In addition to this post, please see Guidelines for the Treatment of Hypothyroidism: Prepared by the American Thyroid Association Task Force on Thyroid Hormone Replacement (2014)
Jonklaas, Bianco, et al., Thyroid 24(12): 1670-1751, 2014
In this post I link to and excerpt the Curbsiders’ section on “Subclinical Hypothyroidism: when to treat?” from #208 Hypothyroidism Master Class with Susan Mandel MD, MPH. APRIL 20, 2020 By DR ELENA GIBSON
Here are the excerpts:
Subclinical hypothyroidism (See more below)
Elevated TSH with a normal free T4. TSH should be repeated, at least a month apart (or sooner if pregnant). Treatment depends on age and TSH level.
Both the TSH and free T4 are lower than the normal reference range. Free T4 levels should be used for treatment management (Garber 2012).
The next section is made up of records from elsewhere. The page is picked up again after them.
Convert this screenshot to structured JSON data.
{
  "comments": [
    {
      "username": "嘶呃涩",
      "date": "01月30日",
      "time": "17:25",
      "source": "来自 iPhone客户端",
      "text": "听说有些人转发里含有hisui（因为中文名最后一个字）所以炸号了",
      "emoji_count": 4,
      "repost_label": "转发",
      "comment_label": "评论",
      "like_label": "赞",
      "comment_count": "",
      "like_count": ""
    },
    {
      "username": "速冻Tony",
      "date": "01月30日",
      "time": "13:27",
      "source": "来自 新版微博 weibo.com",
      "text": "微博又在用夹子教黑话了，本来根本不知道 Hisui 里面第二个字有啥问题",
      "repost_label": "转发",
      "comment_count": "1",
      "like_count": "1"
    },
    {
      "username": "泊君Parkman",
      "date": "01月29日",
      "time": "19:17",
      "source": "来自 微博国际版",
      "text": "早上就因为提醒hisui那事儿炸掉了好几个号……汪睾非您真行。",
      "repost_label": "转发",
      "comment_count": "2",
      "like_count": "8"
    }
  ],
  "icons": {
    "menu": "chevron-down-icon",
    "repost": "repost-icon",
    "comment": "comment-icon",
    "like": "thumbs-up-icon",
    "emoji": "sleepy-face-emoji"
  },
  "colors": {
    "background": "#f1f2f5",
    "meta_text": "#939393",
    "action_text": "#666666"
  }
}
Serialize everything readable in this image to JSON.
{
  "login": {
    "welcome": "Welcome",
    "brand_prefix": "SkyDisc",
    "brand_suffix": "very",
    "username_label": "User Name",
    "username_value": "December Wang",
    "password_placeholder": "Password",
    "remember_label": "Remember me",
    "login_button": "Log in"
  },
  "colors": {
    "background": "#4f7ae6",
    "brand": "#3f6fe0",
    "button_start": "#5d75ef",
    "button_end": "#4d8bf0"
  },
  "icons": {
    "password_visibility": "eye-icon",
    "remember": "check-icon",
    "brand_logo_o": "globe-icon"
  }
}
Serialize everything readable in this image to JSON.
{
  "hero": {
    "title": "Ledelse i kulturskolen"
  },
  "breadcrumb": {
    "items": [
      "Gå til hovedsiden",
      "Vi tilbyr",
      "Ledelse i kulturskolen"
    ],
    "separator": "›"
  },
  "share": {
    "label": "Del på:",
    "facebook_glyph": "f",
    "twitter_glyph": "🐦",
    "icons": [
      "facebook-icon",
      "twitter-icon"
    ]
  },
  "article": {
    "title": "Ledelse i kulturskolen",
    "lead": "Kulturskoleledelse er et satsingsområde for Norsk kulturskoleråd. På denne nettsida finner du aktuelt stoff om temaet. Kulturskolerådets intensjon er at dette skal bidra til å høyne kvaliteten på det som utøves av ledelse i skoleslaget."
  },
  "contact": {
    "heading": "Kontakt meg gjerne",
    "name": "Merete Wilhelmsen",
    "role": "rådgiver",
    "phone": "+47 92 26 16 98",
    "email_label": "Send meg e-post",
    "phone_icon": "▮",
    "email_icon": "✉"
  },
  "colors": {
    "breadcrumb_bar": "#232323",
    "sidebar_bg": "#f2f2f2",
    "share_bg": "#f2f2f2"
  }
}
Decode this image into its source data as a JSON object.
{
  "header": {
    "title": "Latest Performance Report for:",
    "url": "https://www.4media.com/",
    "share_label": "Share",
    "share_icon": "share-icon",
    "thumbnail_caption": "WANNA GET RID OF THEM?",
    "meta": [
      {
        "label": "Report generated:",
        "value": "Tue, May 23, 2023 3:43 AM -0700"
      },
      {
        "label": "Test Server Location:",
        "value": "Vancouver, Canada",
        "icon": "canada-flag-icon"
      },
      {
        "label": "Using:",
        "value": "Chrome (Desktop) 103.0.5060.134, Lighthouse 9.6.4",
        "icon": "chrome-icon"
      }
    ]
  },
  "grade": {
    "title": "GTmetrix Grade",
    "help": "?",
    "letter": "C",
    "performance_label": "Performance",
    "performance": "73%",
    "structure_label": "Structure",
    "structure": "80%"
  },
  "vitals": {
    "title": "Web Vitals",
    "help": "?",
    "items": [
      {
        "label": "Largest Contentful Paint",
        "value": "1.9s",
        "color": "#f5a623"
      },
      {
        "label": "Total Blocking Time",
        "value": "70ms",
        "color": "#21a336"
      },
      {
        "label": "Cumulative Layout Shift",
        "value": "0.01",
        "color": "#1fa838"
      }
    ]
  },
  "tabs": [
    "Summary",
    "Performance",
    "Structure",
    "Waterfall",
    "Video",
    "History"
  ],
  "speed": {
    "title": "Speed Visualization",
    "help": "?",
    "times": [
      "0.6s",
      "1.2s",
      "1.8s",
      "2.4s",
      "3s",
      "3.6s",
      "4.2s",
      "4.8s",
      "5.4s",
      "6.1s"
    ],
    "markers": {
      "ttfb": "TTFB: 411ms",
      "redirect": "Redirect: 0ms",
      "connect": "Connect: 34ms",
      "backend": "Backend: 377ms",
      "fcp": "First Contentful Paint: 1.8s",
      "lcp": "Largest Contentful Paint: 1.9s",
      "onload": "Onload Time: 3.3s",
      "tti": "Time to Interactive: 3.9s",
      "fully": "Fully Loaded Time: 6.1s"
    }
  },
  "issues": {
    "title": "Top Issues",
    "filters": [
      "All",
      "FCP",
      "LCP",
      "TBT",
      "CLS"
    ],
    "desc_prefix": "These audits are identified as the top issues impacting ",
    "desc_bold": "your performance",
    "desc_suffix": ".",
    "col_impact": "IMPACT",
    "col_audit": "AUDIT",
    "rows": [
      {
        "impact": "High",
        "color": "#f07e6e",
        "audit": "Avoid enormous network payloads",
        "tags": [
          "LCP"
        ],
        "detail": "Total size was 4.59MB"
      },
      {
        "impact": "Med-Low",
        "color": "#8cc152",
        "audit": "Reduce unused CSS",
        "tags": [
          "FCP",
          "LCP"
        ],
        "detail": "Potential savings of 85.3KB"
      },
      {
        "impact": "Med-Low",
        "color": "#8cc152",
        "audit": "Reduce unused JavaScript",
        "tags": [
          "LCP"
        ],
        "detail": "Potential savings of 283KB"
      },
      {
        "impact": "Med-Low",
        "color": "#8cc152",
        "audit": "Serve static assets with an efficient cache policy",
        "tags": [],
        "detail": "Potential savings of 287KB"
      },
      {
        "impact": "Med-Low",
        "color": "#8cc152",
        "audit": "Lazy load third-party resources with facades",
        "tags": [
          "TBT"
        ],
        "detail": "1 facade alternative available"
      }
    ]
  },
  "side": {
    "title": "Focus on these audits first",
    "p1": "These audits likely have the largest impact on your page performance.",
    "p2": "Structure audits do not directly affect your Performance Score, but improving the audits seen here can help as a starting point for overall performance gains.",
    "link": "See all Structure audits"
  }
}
Kashlak Pearl: Dr. Mandel tells patients to avoid biotin supplements for 2-3 days prior to thyroid testing to avoid falsely low TSH.
Subclinical Hypothyroidism: when to treat?
Subclinical hypothyroidism is defined as an elevated TSH with a normal free T4 (Cooper 2012). Depending on the studied population, treatment of subclinical hypothyroidism has been associated with prevention of adverse cardiovascular outcomes, improved hyperlipidemia and improvement in menstrual irregularities (Rodondi 2010, Cooper 2012).
TSH > 10, normal free T4
In all ages, this is significant subclinical hypothyroidism and one should consider treatment (Jonklaas 2014).
Age < 65 with subclinical hypothyroidism
Treating subclinical hypothyroidism in younger patients (<65 years old) with a TSH >7 is sometimes done because it has been associated with reduced adverse cardiovascular outcomes (Biondi 2019). For patients under the age of 65, some guidelines recommend treating if TSH is >7, and treatment should be considered if TSH >5 and symptoms are present (Cooper 2012). Any subclinical hypothyroidism in pregnancy should be treated (Cooper 2012, Biondi 2019).
Age >70 with subclinical hypothyroidism
It is important to consider how the normal TSH range shifts upwards with age, and a TSH of 6-7 in an elderly patient could be normal. Furthermore, treatment of subclinical hypothyroidism is not recommended in elderly patients unless the TSH is >10 because observational data has identified associations between higher TSH levels and improved mortality and well-being in elderly patients (Jonklaas 2014).